=== DATA FOR THIS TASK ===
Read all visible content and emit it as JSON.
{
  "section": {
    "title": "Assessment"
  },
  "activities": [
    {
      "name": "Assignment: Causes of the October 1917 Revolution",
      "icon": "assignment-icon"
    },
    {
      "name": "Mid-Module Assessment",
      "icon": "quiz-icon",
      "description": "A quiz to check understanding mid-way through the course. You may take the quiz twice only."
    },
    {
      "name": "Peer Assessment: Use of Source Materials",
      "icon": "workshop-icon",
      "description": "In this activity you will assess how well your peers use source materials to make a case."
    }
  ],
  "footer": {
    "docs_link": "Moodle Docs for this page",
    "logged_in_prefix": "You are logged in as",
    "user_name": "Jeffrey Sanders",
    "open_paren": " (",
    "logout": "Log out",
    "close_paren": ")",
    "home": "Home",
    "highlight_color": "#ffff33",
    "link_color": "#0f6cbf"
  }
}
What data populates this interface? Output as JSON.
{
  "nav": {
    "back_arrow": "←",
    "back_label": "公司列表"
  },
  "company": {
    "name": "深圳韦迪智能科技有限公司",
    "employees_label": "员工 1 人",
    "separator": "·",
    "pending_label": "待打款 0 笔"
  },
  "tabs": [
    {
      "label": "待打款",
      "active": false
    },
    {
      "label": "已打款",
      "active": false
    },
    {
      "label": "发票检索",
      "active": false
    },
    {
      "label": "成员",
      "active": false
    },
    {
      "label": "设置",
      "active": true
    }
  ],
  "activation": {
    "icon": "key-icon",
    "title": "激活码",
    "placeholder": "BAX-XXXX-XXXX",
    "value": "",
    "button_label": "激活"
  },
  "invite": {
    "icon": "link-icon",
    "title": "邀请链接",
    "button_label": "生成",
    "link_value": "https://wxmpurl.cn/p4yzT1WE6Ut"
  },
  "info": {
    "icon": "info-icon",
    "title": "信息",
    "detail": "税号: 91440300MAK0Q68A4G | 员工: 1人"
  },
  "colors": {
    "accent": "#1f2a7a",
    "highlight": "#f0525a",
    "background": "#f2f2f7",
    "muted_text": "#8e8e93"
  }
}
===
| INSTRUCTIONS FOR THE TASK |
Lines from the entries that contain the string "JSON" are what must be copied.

| ANSWER TO THE PROBLEM |
Read all visible content and emit it as JSON.
What data populates this interface? Output as JSON.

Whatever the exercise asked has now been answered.